This poster, titled "Grow Your Own," encourages Americans to create victory gardens during World War II. The poster measures 19" x 21" (48.26 x 53.34 cm). During World War II (1941-1945), many people supplemented the food they had available for personal use by planting vegetable gardens, both to support the war effort and due to food shortages and rationing. The gardens were promoted widely by the government and industry, and were known as "victory gardens" due to their importance to the war effort. Gardens were planted during World War I as well, but were called "war gardens" until the endof the war, when the

term "victory garden" came into use.

During World War I (1917-1918), the Food Administration encouraged the American people to grow their own food in war gardens. The gardens became known as victory gardens. During the conflict, the United States government wanted to guarantee that ample food existed for men serving in the armed forces and for America's allies overseas. By growing victory gardens, the American people could provide for themselves, instead of needing to purchase food grown by farmers. The federal government would then be able to send the farmers' produce overseas.

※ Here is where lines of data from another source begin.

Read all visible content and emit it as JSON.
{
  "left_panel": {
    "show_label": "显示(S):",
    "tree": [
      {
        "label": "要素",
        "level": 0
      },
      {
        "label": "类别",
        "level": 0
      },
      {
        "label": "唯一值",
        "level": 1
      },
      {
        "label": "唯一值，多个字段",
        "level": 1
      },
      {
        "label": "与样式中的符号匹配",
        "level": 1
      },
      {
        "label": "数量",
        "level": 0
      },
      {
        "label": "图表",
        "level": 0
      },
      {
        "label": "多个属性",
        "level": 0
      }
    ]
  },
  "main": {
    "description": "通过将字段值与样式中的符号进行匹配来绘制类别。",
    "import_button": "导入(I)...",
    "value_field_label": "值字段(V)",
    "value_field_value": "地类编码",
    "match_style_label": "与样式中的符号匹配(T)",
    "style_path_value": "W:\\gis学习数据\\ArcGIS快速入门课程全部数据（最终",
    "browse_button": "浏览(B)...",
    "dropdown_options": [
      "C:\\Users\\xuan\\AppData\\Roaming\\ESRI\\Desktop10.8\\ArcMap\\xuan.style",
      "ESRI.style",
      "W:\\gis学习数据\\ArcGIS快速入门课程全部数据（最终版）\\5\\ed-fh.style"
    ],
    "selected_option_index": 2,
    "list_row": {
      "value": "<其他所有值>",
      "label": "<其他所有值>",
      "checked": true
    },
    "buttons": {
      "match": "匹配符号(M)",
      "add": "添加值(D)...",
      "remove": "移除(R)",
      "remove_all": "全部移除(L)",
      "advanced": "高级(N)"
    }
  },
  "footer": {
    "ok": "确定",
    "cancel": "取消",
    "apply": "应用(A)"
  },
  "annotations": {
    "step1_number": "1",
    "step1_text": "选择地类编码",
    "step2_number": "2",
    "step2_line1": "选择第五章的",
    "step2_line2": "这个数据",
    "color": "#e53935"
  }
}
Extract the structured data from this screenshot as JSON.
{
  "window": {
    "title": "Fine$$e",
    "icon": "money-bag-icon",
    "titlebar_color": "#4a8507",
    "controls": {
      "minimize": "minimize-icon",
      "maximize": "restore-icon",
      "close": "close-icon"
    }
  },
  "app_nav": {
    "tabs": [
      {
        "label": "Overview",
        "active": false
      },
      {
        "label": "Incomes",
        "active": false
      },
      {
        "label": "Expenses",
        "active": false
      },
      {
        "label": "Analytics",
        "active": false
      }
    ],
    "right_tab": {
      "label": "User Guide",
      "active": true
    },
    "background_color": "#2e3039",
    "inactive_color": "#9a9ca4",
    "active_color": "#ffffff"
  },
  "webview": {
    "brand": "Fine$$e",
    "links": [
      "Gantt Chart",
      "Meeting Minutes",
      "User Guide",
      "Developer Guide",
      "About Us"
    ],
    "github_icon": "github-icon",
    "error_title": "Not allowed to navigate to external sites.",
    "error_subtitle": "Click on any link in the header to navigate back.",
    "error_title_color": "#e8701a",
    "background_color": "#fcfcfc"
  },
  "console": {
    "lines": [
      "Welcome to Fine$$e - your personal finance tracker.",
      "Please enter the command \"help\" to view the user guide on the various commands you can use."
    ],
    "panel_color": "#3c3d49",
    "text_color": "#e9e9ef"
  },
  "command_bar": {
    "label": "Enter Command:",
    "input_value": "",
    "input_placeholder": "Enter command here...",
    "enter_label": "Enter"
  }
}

Americans across the United States heeded the government's call and planted victory gardens. Many urban families dug up their yards to provide for themselves and, thus, the soldiers. Apartment dwellers or other people without their own yards routinely received permission from local authorities to convert public parks into victory gardens. Like many other Americans, numerous Ohioans also rallied to support the war effort by planting gardens.

Upon the World War I's conclusion, victory gardens quickly declined in number. City parks, once again, became places to play, not places to grow fruits and vegetables. With World War II's outbreak in 1941, American citizens revived their victory gardens, contributing to the war effort to the best of their ability. Victory gardens became a way of supplementing families' diets during a time when many foods were scarce because of rationing.

See Also